THE PROBLEM —
Keep the images out while you retype all of the data exactly.

-- MATERIAL FOR THIS EXERCISE follows --

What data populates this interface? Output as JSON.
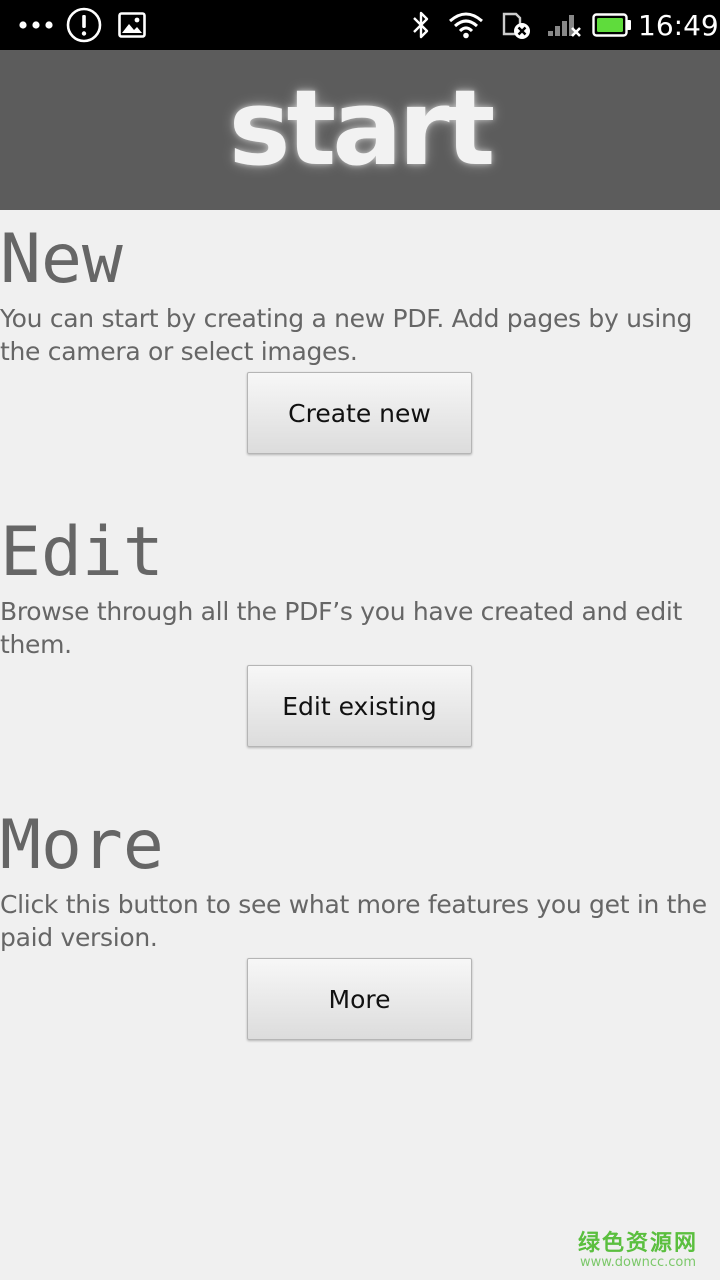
{
  "status_bar": {
    "time": "16:49",
    "icons": [
      "more-dots-icon",
      "alert-icon",
      "image-notification-icon",
      "bluetooth-icon",
      "wifi-icon",
      "sim-error-icon",
      "signal-no-service-icon",
      "battery-icon"
    ],
    "battery_color": "#5fdc3c"
  },
  "header": {
    "title": "start",
    "background": "#5c5c5c"
  },
  "sections": [
    {
      "heading": "New",
      "description": "You can start by creating a new PDF. Add pages by using the camera or select images.",
      "button_label": "Create new"
    },
    {
      "heading": "Edit",
      "description": "Browse through all the PDF’s you have created and edit them.",
      "button_label": "Edit existing"
    },
    {
      "heading": "More",
      "description": "Click this button to see what more features you get in the paid version.",
      "button_label": "More"
    }
  ],
  "watermark": {
    "chinese": "绿色资源网",
    "url": "www.downcc.com"
  }
}
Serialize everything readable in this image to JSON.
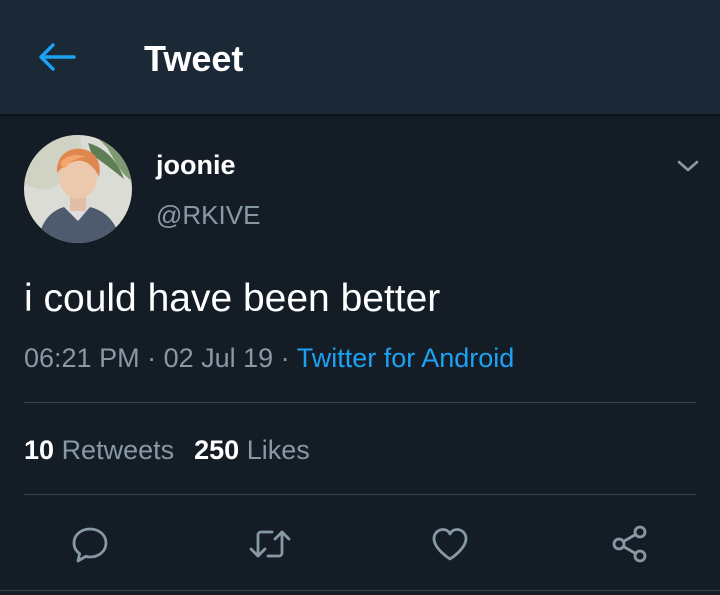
{
  "header": {
    "title": "Tweet",
    "back_icon": "arrow-left-icon",
    "accent_color": "#1da1f2"
  },
  "tweet": {
    "author": {
      "display_name": "joonie",
      "handle": "@RKIVE"
    },
    "text": "i could have been better",
    "time": "06:21 PM",
    "date": "02 Jul 19",
    "separator": " · ",
    "source": "Twitter for Android",
    "stats": {
      "retweets_count": "10",
      "retweets_label": "Retweets",
      "likes_count": "250",
      "likes_label": "Likes"
    }
  },
  "actions": [
    {
      "name": "reply",
      "icon": "reply-icon"
    },
    {
      "name": "retweet",
      "icon": "retweet-icon"
    },
    {
      "name": "like",
      "icon": "heart-icon"
    },
    {
      "name": "share",
      "icon": "share-icon"
    }
  ],
  "colors": {
    "background": "#141d26",
    "header_background": "#1b2836",
    "secondary_text": "#8899a6",
    "divider": "#38444d",
    "link": "#1da1f2"
  }
}
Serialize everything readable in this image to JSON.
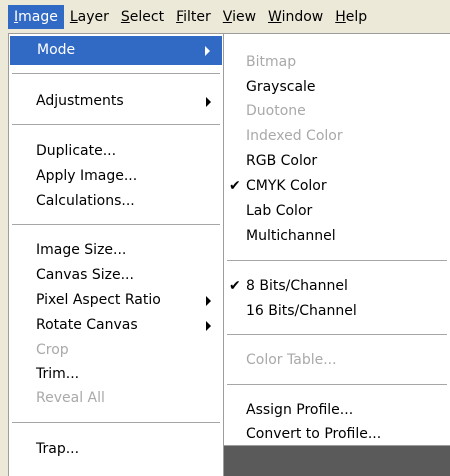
{
  "menubar": {
    "items": [
      "Image",
      "Layer",
      "Select",
      "Filter",
      "View",
      "Window",
      "Help"
    ]
  },
  "image_menu": {
    "items": [
      {
        "label": "Mode",
        "highlighted": true,
        "submenu": true
      },
      {
        "label": "Adjustments",
        "submenu": true
      },
      {
        "label": "Duplicate..."
      },
      {
        "label": "Apply Image..."
      },
      {
        "label": "Calculations..."
      },
      {
        "label": "Image Size..."
      },
      {
        "label": "Canvas Size..."
      },
      {
        "label": "Pixel Aspect Ratio",
        "submenu": true
      },
      {
        "label": "Rotate Canvas",
        "submenu": true
      },
      {
        "label": "Crop",
        "disabled": true
      },
      {
        "label": "Trim..."
      },
      {
        "label": "Reveal All",
        "disabled": true
      },
      {
        "label": "Trap..."
      }
    ]
  },
  "mode_menu": {
    "items": [
      {
        "label": "Bitmap",
        "disabled": true
      },
      {
        "label": "Grayscale"
      },
      {
        "label": "Duotone",
        "disabled": true
      },
      {
        "label": "Indexed Color",
        "disabled": true
      },
      {
        "label": "RGB Color"
      },
      {
        "label": "CMYK Color",
        "checked": true
      },
      {
        "label": "Lab Color"
      },
      {
        "label": "Multichannel"
      },
      {
        "label": "8 Bits/Channel",
        "checked": true
      },
      {
        "label": "16 Bits/Channel"
      },
      {
        "label": "Color Table...",
        "disabled": true
      },
      {
        "label": "Assign Profile..."
      },
      {
        "label": "Convert to Profile..."
      }
    ]
  },
  "icons": {
    "check": "✔"
  },
  "colors": {
    "highlight": "#316ac5",
    "disabled_text": "#a9a9a9",
    "menu_bg": "#ffffff",
    "chrome": "#ece9d8"
  }
}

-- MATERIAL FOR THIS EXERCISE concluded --

RESPONSE BELOW —
What data populates this interface? Output as JSON.
{
  "status_bar": {
    "time": "16:49",
    "icons": [
      "more-dots-icon",
      "alert-icon",
      "image-notification-icon",
      "bluetooth-icon",
      "wifi-icon",
      "sim-error-icon",
      "signal-no-service-icon",
      "battery-icon"
    ],
    "battery_color": "#5fdc3c"
  },
  "header": {
    "title": "start",
    "background": "#5c5c5c"
  },
  "sections": [
    {
      "heading": "New",
      "description": "You can start by creating a new PDF. Add pages by using the camera or select images.",
      "button_label": "Create new"
    },
    {
      "heading": "Edit",
      "description": "Browse through all the PDF’s you have created and edit them.",
      "button_label": "Edit existing"
    },
    {
      "heading": "More",
      "description": "Click this button to see what more features you get in the paid version.",
      "button_label": "More"
    }
  ],
  "watermark": {
    "chinese": "绿色资源网",
    "url": "www.downcc.com"
  }
}
Serialize everything readable in this image to JSON.
{
  "header": {
    "title": "Tweet",
    "back_icon": "arrow-left-icon",
    "accent_color": "#1da1f2"
  },
  "tweet": {
    "author": {
      "display_name": "joonie",
      "handle": "@RKIVE"
    },
    "text": "i could have been better",
    "time": "06:21 PM",
    "date": "02 Jul 19",
    "separator": " · ",
    "source": "Twitter for Android",
    "stats": {
      "retweets_count": "10",
      "retweets_label": "Retweets",
      "likes_count": "250",
      "likes_label": "Likes"
    }
  },
  "actions": [
    {
      "name": "reply",
      "icon": "reply-icon"
    },
    {
      "name": "retweet",
      "icon": "retweet-icon"
    },
    {
      "name": "like",
      "icon": "heart-icon"
    },
    {
      "name": "share",
      "icon": "share-icon"
    }
  ],
  "colors": {
    "background": "#141d26",
    "header_background": "#1b2836",
    "secondary_text": "#8899a6",
    "divider": "#38444d",
    "link": "#1da1f2"
  }
}
Serialize everything readable in this image to JSON.
{
  "menubar": {
    "items": [
      "Image",
      "Layer",
      "Select",
      "Filter",
      "View",
      "Window",
      "Help"
    ]
  },
  "image_menu": {
    "items": [
      {
        "label": "Mode",
        "highlighted": true,
        "submenu": true
      },
      {
        "label": "Adjustments",
        "submenu": true
      },
      {
        "label": "Duplicate..."
      },
      {
        "label": "Apply Image..."
      },
      {
        "label": "Calculations..."
      },
      {
        "label": "Image Size..."
      },
      {
        "label": "Canvas Size..."
      },
      {
        "label": "Pixel Aspect Ratio",
        "submenu": true
      },
      {
        "label": "Rotate Canvas",
        "submenu": true
      },
      {
        "label": "Crop",
        "disabled": true
      },
      {
        "label": "Trim..."
      },
      {
        "label": "Reveal All",
        "disabled": true
      },
      {
        "label": "Trap..."
      }
    ]
  },
  "mode_menu": {
    "items": [
      {
        "label": "Bitmap",
        "disabled": true
      },
      {
        "label": "Grayscale"
      },
      {
        "label": "Duotone",
        "disabled": true
      },
      {
        "label": "Indexed Color",
        "disabled": true
      },
      {
        "label": "RGB Color"
      },
      {
        "label": "CMYK Color",
        "checked": true
      },
      {
        "label": "Lab Color"
      },
      {
        "label": "Multichannel"
      },
      {
        "label": "8 Bits/Channel",
        "checked": true
      },
      {
        "label": "16 Bits/Channel"
      },
      {
        "label": "Color Table...",
        "disabled": true
      },
      {
        "label": "Assign Profile..."
      },
      {
        "label": "Convert to Profile..."
      }
    ]
  },
  "icons": {
    "check": "✔"
  },
  "colors": {
    "highlight": "#316ac5",
    "disabled_text": "#a9a9a9",
    "menu_bg": "#ffffff",
    "chrome": "#ece9d8"
  }
}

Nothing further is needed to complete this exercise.